(What to work on) In the records below, find each line with "this" and copy it.

(Records from a dataset)
--- START ---

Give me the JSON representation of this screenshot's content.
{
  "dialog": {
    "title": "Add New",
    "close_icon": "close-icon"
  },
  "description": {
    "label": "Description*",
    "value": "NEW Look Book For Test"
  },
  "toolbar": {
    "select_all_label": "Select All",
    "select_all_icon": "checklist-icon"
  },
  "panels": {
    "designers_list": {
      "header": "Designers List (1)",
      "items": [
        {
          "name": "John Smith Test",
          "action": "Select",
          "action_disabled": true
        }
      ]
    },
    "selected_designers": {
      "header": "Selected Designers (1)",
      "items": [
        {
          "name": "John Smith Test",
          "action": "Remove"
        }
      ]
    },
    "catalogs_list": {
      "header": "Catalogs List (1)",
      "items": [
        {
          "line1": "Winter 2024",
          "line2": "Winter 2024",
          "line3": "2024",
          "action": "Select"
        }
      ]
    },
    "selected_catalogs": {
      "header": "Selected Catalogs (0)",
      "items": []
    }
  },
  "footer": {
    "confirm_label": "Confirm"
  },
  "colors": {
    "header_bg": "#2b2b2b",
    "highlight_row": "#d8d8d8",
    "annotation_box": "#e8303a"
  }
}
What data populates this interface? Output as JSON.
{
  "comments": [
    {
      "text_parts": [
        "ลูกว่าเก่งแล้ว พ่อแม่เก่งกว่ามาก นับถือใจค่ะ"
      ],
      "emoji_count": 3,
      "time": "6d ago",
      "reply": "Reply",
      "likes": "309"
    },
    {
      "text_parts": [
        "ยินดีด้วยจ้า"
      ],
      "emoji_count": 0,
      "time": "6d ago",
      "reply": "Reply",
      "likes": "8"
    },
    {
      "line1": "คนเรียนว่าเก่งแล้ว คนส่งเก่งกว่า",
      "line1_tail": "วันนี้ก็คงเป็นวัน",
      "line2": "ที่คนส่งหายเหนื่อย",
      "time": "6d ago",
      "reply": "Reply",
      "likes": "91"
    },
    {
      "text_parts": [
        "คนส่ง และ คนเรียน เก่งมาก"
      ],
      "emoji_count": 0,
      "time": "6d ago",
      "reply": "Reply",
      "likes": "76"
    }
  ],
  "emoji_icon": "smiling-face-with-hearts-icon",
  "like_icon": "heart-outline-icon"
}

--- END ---

(Result of the exercise)
Give me the JSON representation of this screenshot's content.
What data populates this interface? Output as JSON.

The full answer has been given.